Include female or family-friendly designs such as botanical prints on a feature wallpaper, include pastel colours to add a softer edge. Mixed furniture can outline different areas, for example, high stools at the bar placed next to a big sofa and armchairs help fill more space. “Cover everyone’s preferences,” says Perry-Jones, creating the right atmosphere for all will draw more customers through the door.
Pubs that have an outdoor space should treat it with the same importance as the indoor space. What draws customers in the pub is from the outside, where they can see what kind of a pub it is and what its offer is, says Perry-Jones.
She adds: “Give customers a different experience every time they come in, try to create different zones.”
Creating a secret garden area and treating it as an inside space can help create a cosy atmosphere for clients. Include features such as good outdoor lighting to create ambience, add mismatched furniture and include outdoor heating such as fire pits also make the setting extra special.

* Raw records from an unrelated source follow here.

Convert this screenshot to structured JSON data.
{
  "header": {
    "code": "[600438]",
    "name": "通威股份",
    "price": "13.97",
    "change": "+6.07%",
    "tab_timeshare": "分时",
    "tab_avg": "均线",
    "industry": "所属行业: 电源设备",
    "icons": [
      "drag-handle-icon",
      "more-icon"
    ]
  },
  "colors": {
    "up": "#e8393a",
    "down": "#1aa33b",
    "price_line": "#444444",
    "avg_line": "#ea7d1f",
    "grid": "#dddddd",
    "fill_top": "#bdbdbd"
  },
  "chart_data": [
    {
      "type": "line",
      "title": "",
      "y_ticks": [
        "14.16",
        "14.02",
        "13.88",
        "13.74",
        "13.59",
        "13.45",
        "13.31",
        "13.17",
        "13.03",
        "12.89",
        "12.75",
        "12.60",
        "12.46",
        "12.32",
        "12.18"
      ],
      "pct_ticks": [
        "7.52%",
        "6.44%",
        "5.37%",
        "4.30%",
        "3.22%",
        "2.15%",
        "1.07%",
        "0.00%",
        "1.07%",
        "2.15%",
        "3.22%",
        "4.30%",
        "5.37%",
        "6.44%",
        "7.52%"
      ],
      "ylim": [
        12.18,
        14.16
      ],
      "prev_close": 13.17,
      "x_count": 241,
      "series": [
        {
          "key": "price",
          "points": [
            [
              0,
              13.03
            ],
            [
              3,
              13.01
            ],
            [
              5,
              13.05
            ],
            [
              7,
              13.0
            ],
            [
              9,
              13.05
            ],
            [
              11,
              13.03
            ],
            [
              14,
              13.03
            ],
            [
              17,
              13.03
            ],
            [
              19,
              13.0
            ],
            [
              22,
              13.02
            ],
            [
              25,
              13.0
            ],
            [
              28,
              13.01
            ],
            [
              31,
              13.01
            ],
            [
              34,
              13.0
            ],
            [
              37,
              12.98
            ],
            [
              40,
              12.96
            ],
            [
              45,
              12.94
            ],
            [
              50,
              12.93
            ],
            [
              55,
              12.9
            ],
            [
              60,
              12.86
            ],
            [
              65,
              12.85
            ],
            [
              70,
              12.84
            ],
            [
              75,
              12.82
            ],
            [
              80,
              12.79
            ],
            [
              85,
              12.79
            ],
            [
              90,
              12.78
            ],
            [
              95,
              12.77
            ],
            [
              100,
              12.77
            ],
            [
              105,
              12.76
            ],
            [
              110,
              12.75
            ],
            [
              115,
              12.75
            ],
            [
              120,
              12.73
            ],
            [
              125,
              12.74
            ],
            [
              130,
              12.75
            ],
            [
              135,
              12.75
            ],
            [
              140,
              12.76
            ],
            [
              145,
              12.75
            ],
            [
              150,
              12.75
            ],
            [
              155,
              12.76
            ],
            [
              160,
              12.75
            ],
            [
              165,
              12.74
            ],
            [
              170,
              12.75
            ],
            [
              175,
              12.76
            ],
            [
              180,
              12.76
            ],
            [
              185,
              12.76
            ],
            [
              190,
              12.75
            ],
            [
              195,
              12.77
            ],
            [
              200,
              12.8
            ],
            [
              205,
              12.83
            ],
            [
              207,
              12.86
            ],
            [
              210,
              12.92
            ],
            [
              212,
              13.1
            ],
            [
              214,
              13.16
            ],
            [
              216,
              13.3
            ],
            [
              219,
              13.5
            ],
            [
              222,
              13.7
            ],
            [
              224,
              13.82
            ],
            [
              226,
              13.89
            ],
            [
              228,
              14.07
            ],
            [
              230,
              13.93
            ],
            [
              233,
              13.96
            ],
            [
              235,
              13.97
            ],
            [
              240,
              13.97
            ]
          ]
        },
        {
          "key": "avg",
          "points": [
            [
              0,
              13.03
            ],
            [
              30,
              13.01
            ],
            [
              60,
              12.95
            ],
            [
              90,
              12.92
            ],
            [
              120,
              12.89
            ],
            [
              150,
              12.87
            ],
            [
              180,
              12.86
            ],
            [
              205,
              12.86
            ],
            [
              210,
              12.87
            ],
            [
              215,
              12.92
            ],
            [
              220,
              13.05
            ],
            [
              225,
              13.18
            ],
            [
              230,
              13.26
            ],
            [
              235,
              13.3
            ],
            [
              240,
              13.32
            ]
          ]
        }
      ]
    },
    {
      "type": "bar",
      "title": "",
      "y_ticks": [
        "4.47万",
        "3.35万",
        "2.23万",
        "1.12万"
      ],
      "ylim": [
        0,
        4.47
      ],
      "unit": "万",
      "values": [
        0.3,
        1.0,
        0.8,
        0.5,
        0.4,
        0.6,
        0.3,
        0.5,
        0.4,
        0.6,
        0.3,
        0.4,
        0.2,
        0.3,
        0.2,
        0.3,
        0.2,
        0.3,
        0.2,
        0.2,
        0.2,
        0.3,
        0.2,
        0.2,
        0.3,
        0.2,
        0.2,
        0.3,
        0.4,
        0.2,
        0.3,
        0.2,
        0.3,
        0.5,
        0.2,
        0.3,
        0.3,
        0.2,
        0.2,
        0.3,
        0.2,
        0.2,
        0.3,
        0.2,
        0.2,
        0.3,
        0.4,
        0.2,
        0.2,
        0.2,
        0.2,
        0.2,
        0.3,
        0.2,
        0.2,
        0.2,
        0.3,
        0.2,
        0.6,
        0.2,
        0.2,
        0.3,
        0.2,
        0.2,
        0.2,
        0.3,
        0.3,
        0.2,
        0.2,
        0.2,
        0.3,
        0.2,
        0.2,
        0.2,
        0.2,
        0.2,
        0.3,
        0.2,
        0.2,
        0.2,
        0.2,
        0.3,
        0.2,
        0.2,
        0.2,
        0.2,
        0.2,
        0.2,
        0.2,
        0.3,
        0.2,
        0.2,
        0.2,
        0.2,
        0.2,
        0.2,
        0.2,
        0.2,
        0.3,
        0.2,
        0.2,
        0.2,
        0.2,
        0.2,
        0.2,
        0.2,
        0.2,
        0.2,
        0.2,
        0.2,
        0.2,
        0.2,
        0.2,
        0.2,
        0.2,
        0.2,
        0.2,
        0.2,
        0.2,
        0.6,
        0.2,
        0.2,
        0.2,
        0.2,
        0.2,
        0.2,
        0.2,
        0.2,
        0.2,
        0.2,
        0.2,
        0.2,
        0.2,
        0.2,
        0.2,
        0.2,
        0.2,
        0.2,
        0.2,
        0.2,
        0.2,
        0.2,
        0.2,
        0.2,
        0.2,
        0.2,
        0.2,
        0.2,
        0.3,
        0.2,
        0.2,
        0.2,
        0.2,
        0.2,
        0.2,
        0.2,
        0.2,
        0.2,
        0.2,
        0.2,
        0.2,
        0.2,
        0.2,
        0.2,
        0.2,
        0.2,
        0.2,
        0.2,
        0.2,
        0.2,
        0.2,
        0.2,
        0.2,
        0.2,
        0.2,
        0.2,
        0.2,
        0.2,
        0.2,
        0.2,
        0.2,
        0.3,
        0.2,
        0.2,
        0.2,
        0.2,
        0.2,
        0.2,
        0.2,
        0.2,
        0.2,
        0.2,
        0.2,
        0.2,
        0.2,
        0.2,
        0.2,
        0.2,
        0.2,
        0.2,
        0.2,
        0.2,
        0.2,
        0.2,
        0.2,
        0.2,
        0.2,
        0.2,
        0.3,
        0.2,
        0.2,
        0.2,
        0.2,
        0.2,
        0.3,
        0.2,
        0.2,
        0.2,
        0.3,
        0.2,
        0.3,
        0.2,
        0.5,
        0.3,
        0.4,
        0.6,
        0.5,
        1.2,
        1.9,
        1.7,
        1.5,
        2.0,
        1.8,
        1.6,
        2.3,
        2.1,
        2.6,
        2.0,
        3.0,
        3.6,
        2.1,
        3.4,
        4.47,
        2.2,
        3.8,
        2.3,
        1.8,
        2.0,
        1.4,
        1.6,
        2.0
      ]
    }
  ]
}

The location of a pub can have a heavy influence to the design it aims to recreate within its interiors. As pubs compete for customers with restaurants on the high street, there is a tendency for operators to adopt similar styles, such as sandblasted brick walls, open ceilings with mechanical ducting and cable trays, that do not fit within the pub aesthetic.
Perry-Jones says: “Pubs are set to like a cool new trend, but just because it will work on the high street, it does not mean it will work in every pub.
“A lot of people come to pubs because it is a pub, it’s shouting about that difference and personality.”
One pub that truly benefits from its location and interior design is the Dun Cow in Sunderland, a Grade II-listed Edwardian building that, after a lengthy restoration worth £300,000, scooped two awards at the National Pub Design Awards in 2015 in the Refurbishment and Conservation categories.
“The pub has been completely refocused on what the customer wants,” says Joe Smith, pub estates & operations director for Camerons Brewery.
Smith says the interior design is a key part for the customer to have a good experience: “It’s the type of pub you walk in and the quality is there, the furniture is so nice, it’s comfortable and people just think ‘why should we go anywhere else?’.”
Whether your pub is in a cultural quarter of a town or in the countryside, make sure you make the interior design of your pub reflects that particular location. Try to gather inspiration from the surrounding area.
-Always keep the customers in mind when thinking about refurbishments.
-Know your marketplace, you need to know what the customer wants and make it part of the offer.
-Make sure you have a thorough plan in mind before setting out to make those changes to the pub’s interiors.
Abi Perry-Jones will be speaking at the MA500 event on Wednesday 14 September at The Queens Hotel in Leeds. She will be among other experts in the industry who will be speaking about the latest trends in the sector. To book tickets, contact Joanne Horton on firstname.lastname@example.org or call 01293 610403.